Wiki says, "Library science (or Library and Information science) is an interdisciplinary field that applies the practices, perspectives, and tools ofmanagement, information technology, education, and other areas to libraries; the collection, organization, preservation, and dissemination of information resources; and the political economy of information."
Various careers in library science include librarian, metadata librarian, legal research, general research ...
I find legal and general research very appealing. I have a compelling need to learn new things, every day, and delight in integrating new pieces of information into my whole concept of The Way Things Work. By compelling, I mean utterly necessary for my mental and emotional well-being. I become very unhappy if I am not able to spend at least an hour or two a day learning new things.

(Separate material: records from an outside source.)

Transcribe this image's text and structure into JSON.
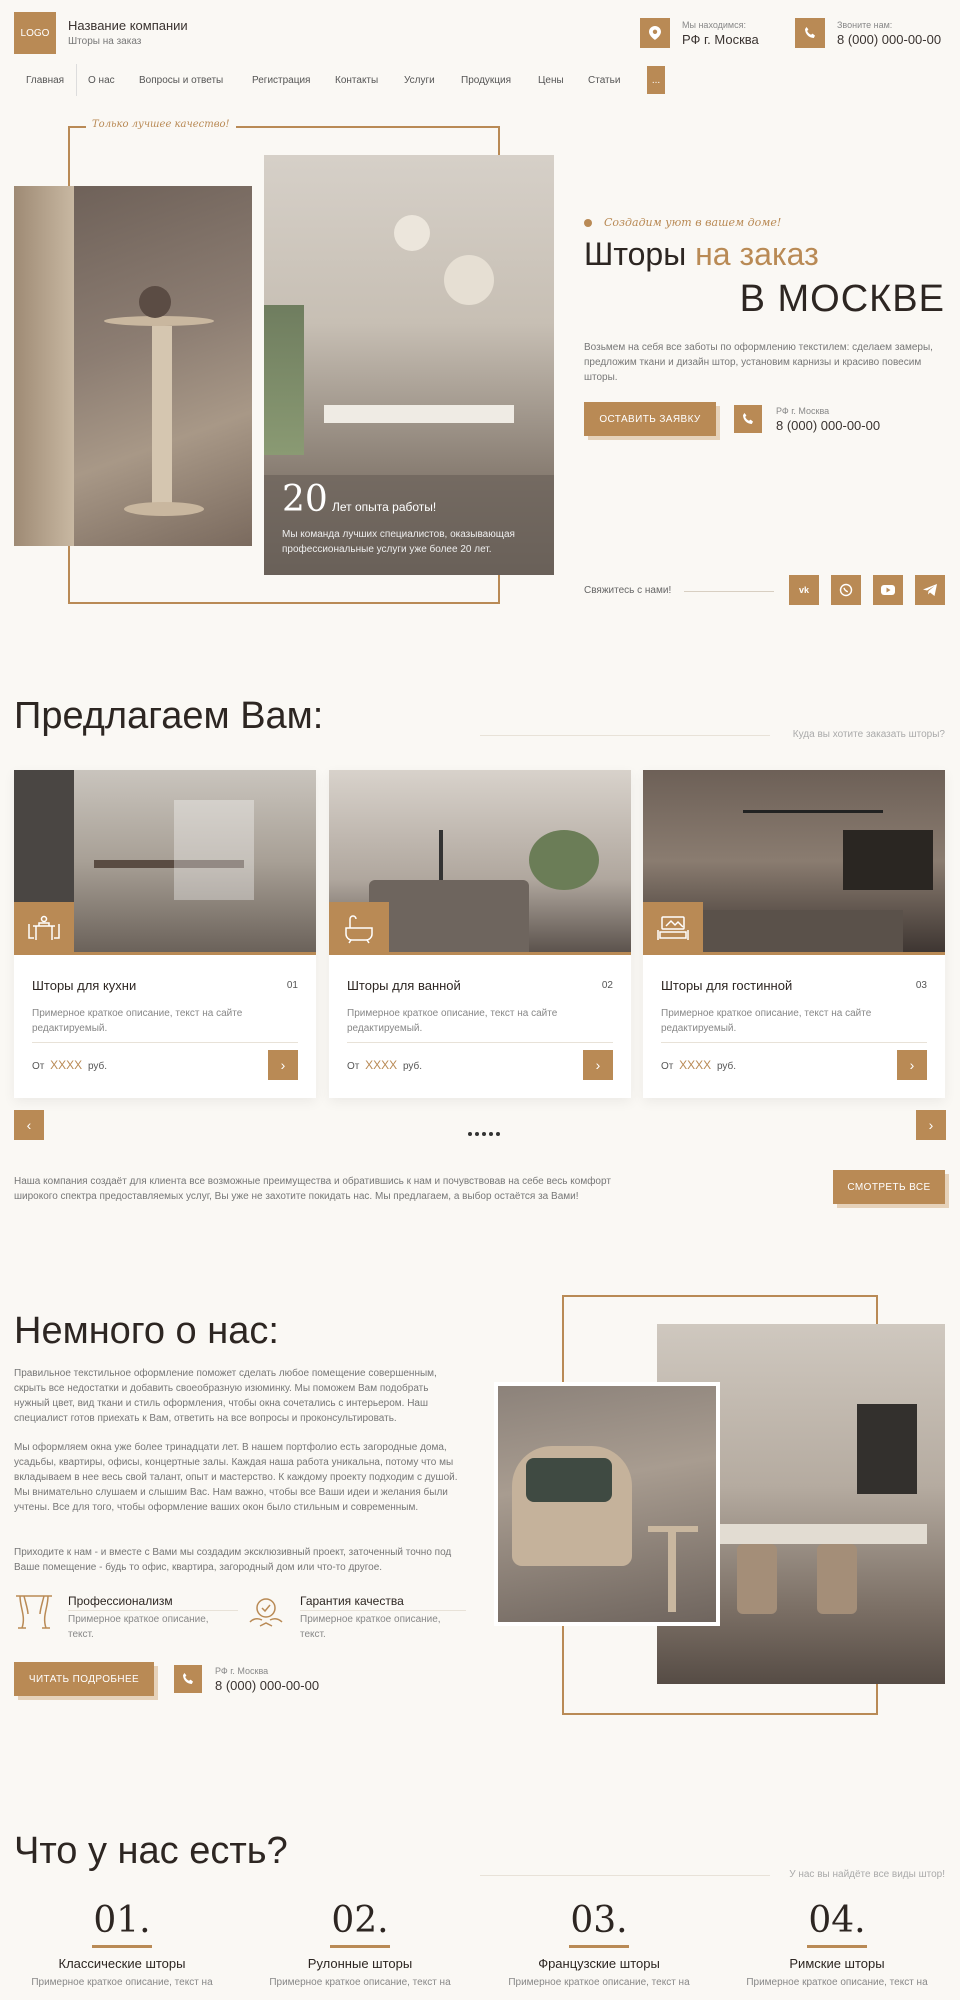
{
  "header": {
    "logo": "LOGO",
    "company_name": "Название компании",
    "tagline": "Шторы на заказ",
    "location_label": "Мы находимся:",
    "location_value": "РФ г. Москва",
    "phone_label": "Звоните нам:",
    "phone_value": "8 (000) 000-00-00"
  },
  "nav": {
    "items": [
      "Главная",
      "О нас",
      "Вопросы и ответы",
      "Регистрация",
      "Контакты",
      "Услуги",
      "Продукция",
      "Цены",
      "Статьи"
    ],
    "more": "..."
  },
  "hero": {
    "frame_note": "Только лучшее качество!",
    "eyebrow": "Создадим уют в вашем доме!",
    "title_part1": "Шторы",
    "title_part2": "на заказ",
    "title_line2": "В МОСКВЕ",
    "description": "Возьмем на себя все заботы по оформлению текстилем: сделаем замеры, предложим ткани и дизайн штор, установим карнизы и красиво повесим шторы.",
    "cta": "ОСТАВИТЬ ЗАЯВКУ",
    "contact_city": "РФ г. Москва",
    "contact_phone": "8 (000) 000-00-00",
    "years": "20",
    "years_label": "Лет опыта работы!",
    "years_text": "Мы команда лучших специалистов, оказывающая профессиональные услуги уже более 20 лет.",
    "social_label": "Свяжитесь с нами!",
    "socials": [
      "vk-icon",
      "whatsapp-icon",
      "youtube-icon",
      "telegram-icon"
    ]
  },
  "offers": {
    "title": "Предлагаем Вам:",
    "side_note": "Куда вы хотите заказать шторы?",
    "cards": [
      {
        "title": "Шторы для кухни",
        "num": "01",
        "desc": "Примерное краткое описание, текст на сайте редактируемый.",
        "price_from": "От",
        "price": "XXXX",
        "price_unit": "руб.",
        "icon": "dining-table-icon"
      },
      {
        "title": "Шторы для ванной",
        "num": "02",
        "desc": "Примерное краткое описание, текст на сайте редактируемый.",
        "price_from": "От",
        "price": "XXXX",
        "price_unit": "руб.",
        "icon": "bathtub-icon"
      },
      {
        "title": "Шторы для гостинной",
        "num": "03",
        "desc": "Примерное краткое описание, текст на сайте редактируемый.",
        "price_from": "От",
        "price": "XXXX",
        "price_unit": "руб.",
        "icon": "sofa-icon"
      }
    ],
    "text": "Наша компания создаёт для клиента все возможные преимущества и обратившись к нам и почувствовав на себе весь комфорт широкого спектра предоставляемых услуг, Вы уже не захотите покидать нас. Мы предлагаем, а выбор остаётся за Вами!",
    "see_all": "СМОТРЕТЬ ВСЕ"
  },
  "about": {
    "title": "Немного о нас:",
    "p1": "Правильное текстильное оформление поможет сделать любое помещение совершенным, скрыть все недостатки и добавить своеобразную изюминку. Мы поможем Вам подобрать нужный цвет, вид ткани и стиль оформления, чтобы окна сочетались с интерьером. Наш специалист готов приехать к Вам, ответить на все вопросы и проконсультировать.",
    "p2": "Мы оформляем окна уже более тринадцати лет. В нашем портфолио есть загородные дома, усадьбы, квартиры, офисы, концертные залы. Каждая наша работа уникальна, потому что мы вкладываем в нее весь свой талант, опыт и мастерство. К каждому проекту подходим с душой. Мы внимательно слушаем и слышим Вас. Нам важно, чтобы все Ваши идеи и желания были учтены. Все для того, чтобы оформление ваших окон было стильным и современным.",
    "p3": "Приходите к нам - и вместе с Вами мы создадим эксклюзивный проект, заточенный точно под Ваше помещение - будь то офис, квартира, загородный дом или что-то другое.",
    "features": [
      {
        "title": "Профессионализм",
        "desc": "Примерное краткое описание, текст.",
        "icon": "curtains-icon"
      },
      {
        "title": "Гарантия качества",
        "desc": "Примерное краткое описание, текст.",
        "icon": "quality-badge-icon"
      }
    ],
    "cta": "ЧИТАТЬ ПОДРОБНЕЕ",
    "contact_city": "РФ г. Москва",
    "contact_phone": "8 (000) 000-00-00"
  },
  "types": {
    "title": "Что у нас есть?",
    "side_note": "У нас вы найдёте все виды штор!",
    "items": [
      {
        "num": "01.",
        "title": "Классические шторы",
        "desc": "Примерное краткое описание, текст на"
      },
      {
        "num": "02.",
        "title": "Рулонные шторы",
        "desc": "Примерное краткое описание, текст на"
      },
      {
        "num": "03.",
        "title": "Французские шторы",
        "desc": "Примерное краткое описание, текст на"
      },
      {
        "num": "04.",
        "title": "Римские шторы",
        "desc": "Примерное краткое описание, текст на"
      }
    ]
  },
  "colors": {
    "accent": "#b98a55",
    "background": "#faf8f4",
    "text": "#3a3330"
  }
}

Which explains why I am spending time reading *Dark Age Ahead* by Jane Jacobs on the morning of a tax return deadline. This is not mere frivolous dawdling. I am getting my fix of new knowledge, so I can go forth and review tax returns for the rest of the day.
Writing in the early 2000's Jacobs focused on the breakdown of 5 pillars of cuture in the U.S. and Canada:
- community and family
- higher education
- effective practice of science and science based technology
- taxes and governmental powers directly in touch with needs and possibilities
- self-policing by the learned professions
Just before I began writing this blog entry, I was reading Jacobs' analysis of the availability of housing to people, and how the cost of housing relative to earnings has risen during the latter half of the 20th century and the first years of the 21st. I had to stop at that point, to check Jacobs' statements against my own observations and other things I've read or heard about. She's definitely right about the cost of housing, but why has this happened? I'm sure Jacobs goes on to discuss the reasons, but I want to think about it myself first, before I read what she says (an aside: Jacobs died in 2004, yet I am writing of her as though she is speaking right now, today -- what a marvelous thing writing is, to allow the dead to speak to the living)
Because of recent experiences I have had with tenants who told me, in all earnestness, that they had no money to pay their rent, while at their sides was the fresh, new box that had contained the 42 inch TV they had just purchased, my thoughts naturally turned toward blaming tenants and homeowners.
Far as I can tell, the particular tenants who are living in my house, rent-free, even as I write this, used to have more money for their household. The husband had a well-paying job in Michigan, while the wife shopped and minded the home. The husband lost the job in Michigan, took a lower-paying job in Texas; but the wife still spends as though the household had its old, higher income.
That leads to a further question, because I don't think "my" tenants are unique. Considering the huge amount of credit card debt that USians have collectively run up, millions of USians have kept on spending based on income levels they no longer have. Likewise, our Congress continues to spend money it does not have. What is the cultural root of this tendency to be out of touch with reality? The answer is definitely not "capitalism." I think it's something more deeply rooted in human biology. Perhaps the same root that causes people to keep eating, even after they have already eaten enough to satisfy their energy needs. I say this, not as an aloof observer, but as a human who constantly struggles with my weight and budget.